§ **Exercise aim**: Lines containing the word "name" are to be copied from the data below.

━━━ Records for this task

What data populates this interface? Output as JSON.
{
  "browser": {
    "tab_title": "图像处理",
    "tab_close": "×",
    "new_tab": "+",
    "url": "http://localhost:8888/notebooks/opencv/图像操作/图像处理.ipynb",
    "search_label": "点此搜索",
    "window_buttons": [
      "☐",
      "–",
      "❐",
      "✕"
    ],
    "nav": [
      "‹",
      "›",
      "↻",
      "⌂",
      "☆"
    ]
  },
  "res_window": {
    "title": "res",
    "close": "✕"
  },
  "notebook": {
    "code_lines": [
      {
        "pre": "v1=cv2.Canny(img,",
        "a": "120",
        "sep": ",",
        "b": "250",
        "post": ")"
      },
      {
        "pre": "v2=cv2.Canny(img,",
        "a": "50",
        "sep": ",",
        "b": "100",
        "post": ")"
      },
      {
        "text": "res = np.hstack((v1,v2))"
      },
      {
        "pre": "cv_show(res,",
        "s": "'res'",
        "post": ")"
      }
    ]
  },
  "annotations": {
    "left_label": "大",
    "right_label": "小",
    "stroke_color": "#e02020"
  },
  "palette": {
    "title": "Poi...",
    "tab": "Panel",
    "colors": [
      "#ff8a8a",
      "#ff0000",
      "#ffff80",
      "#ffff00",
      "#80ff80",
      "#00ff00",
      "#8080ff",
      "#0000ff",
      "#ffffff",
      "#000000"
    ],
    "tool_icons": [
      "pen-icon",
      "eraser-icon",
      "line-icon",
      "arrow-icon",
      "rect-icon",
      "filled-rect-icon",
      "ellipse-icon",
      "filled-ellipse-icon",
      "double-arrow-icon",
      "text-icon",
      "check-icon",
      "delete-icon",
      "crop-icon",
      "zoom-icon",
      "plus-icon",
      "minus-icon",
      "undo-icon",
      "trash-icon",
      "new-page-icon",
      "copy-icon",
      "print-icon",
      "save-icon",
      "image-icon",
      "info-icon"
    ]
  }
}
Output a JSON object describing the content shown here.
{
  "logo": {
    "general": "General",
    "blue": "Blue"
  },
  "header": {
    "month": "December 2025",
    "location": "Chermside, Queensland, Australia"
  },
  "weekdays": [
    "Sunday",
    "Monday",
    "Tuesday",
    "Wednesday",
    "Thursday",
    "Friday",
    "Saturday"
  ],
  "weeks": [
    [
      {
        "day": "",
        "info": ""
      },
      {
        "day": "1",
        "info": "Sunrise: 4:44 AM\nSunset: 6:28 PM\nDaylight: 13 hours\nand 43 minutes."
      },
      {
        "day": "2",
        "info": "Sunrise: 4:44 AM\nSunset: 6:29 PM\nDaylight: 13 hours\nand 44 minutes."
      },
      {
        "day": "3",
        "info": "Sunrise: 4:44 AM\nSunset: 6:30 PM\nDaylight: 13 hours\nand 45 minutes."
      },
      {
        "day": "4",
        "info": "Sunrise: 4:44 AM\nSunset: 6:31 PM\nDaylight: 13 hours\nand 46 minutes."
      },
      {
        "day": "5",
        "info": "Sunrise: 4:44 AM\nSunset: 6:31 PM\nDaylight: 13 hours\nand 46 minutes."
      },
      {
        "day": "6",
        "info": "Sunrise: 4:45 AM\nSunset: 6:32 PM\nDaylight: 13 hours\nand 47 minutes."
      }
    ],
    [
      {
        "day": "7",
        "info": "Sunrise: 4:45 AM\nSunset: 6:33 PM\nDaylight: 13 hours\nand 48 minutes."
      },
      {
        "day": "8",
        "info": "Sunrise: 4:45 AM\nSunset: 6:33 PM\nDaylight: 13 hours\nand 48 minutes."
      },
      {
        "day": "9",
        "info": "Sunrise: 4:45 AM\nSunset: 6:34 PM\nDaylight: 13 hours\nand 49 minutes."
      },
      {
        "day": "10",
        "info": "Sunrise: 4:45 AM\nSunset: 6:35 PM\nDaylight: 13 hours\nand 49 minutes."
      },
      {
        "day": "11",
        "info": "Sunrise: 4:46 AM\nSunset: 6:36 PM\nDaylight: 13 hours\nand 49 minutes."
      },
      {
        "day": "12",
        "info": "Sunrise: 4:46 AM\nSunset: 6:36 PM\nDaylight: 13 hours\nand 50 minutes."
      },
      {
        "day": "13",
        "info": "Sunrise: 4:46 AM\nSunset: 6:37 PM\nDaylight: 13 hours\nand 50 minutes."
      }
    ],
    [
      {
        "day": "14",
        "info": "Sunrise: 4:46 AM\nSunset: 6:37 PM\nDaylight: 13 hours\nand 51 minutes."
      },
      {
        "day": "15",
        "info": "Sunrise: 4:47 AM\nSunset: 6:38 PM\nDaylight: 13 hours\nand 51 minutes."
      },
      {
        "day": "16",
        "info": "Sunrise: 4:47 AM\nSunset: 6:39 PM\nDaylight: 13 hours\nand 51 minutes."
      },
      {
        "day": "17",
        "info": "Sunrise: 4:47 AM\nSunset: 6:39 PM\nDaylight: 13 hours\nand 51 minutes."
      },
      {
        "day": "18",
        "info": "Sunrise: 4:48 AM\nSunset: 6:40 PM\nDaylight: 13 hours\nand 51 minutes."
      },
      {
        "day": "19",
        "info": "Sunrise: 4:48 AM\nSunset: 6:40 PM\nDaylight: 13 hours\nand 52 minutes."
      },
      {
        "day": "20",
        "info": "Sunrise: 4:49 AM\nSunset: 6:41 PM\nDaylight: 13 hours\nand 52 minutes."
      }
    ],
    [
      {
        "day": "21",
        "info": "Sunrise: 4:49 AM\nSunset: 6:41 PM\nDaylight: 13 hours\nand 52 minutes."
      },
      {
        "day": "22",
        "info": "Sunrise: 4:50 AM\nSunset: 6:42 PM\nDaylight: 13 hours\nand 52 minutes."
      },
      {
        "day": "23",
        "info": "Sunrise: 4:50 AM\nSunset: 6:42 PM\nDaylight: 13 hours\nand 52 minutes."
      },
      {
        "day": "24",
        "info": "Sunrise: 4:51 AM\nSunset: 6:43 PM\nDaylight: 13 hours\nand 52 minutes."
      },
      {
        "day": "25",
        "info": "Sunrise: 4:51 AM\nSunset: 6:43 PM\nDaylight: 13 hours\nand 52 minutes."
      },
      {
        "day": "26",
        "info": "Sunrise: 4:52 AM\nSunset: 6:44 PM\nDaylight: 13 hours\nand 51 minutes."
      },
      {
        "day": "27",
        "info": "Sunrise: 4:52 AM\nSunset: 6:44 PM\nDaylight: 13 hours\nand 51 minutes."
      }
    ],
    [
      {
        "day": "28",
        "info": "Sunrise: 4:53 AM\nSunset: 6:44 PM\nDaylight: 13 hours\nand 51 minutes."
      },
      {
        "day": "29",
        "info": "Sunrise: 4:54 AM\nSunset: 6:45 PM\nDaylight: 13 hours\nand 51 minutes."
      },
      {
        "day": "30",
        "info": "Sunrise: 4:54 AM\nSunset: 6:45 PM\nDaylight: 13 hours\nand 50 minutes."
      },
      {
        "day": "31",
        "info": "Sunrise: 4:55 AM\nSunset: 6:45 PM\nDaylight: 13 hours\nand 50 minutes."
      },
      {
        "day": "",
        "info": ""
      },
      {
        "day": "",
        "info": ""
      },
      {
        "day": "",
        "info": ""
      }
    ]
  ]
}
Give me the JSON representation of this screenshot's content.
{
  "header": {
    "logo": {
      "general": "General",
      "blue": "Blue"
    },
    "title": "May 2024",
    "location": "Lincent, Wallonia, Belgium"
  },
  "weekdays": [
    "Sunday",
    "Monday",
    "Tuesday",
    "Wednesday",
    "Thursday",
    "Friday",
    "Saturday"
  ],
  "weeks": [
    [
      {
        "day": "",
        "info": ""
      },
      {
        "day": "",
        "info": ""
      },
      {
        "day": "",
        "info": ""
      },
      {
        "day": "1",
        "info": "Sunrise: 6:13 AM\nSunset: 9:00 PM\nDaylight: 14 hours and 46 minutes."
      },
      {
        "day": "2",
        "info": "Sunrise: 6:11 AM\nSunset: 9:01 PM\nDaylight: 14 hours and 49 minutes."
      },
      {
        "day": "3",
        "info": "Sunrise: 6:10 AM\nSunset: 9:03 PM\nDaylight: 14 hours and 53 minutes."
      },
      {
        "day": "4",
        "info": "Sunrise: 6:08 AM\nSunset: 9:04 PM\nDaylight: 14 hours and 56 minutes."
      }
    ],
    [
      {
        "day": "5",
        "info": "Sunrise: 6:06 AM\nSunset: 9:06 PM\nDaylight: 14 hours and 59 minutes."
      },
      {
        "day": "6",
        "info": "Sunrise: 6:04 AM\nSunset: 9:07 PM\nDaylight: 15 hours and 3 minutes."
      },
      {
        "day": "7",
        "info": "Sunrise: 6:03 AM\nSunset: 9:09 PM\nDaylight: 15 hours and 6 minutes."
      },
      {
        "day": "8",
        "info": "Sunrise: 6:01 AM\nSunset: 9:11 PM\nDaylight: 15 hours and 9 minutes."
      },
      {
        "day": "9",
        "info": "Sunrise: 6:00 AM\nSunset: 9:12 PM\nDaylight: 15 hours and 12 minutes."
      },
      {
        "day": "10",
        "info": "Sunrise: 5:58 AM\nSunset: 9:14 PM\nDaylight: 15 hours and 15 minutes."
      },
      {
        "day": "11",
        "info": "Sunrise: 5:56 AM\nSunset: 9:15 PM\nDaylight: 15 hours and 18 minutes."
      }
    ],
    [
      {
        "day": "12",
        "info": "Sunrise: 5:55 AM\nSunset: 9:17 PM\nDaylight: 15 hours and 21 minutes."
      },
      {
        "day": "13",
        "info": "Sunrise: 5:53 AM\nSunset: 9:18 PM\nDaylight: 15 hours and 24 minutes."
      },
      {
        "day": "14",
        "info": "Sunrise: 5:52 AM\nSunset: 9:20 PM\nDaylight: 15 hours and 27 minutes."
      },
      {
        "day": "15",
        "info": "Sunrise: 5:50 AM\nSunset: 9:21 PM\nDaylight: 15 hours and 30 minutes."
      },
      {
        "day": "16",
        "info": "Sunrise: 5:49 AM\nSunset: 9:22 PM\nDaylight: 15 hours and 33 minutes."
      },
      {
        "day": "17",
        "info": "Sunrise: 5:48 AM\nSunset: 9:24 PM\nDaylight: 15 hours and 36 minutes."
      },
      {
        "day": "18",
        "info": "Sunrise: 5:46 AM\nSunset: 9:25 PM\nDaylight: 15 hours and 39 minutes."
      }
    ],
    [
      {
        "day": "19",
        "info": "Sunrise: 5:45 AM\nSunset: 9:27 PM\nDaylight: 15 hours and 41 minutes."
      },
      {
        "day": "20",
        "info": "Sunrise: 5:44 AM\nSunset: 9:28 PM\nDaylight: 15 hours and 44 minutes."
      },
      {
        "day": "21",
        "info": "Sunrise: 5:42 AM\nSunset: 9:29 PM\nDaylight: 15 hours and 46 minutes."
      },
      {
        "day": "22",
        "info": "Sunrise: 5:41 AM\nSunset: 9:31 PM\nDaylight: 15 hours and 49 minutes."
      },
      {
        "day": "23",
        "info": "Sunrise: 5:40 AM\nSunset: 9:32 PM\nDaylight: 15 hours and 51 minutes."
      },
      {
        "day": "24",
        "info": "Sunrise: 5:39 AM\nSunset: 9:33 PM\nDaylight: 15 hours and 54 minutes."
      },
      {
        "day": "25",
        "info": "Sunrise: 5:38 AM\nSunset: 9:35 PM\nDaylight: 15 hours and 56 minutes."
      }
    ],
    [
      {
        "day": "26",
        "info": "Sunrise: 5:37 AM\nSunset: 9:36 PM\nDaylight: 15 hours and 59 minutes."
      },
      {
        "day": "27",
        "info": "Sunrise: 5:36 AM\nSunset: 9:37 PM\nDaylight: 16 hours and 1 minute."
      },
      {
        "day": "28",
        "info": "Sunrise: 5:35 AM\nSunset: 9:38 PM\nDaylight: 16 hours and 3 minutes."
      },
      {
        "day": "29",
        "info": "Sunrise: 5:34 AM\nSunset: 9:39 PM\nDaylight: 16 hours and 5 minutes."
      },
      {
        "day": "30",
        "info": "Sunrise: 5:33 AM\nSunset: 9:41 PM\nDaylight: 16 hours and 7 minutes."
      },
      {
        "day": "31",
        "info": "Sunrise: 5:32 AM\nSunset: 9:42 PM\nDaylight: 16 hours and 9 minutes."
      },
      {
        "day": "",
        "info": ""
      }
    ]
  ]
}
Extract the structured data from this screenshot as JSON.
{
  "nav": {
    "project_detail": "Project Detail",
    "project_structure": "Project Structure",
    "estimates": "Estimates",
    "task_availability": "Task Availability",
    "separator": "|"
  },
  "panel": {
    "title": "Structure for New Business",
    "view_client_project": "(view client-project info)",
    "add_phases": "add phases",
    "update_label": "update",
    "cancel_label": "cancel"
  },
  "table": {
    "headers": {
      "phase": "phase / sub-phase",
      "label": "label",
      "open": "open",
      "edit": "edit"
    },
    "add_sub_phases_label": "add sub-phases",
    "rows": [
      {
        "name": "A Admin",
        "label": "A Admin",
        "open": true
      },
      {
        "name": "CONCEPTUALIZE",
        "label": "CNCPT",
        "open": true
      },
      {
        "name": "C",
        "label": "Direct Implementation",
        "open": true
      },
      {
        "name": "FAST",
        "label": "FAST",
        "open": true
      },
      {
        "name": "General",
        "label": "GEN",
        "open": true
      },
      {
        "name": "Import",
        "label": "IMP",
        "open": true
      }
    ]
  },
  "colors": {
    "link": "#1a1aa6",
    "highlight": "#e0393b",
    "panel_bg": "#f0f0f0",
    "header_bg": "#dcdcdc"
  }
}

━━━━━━

§ **Task answer**:
        "name": "A Admin",
        "name": "CONCEPTUALIZE",
        "name": "C",
        "name": "FAST",
        "name": "General",
        "name": "Import",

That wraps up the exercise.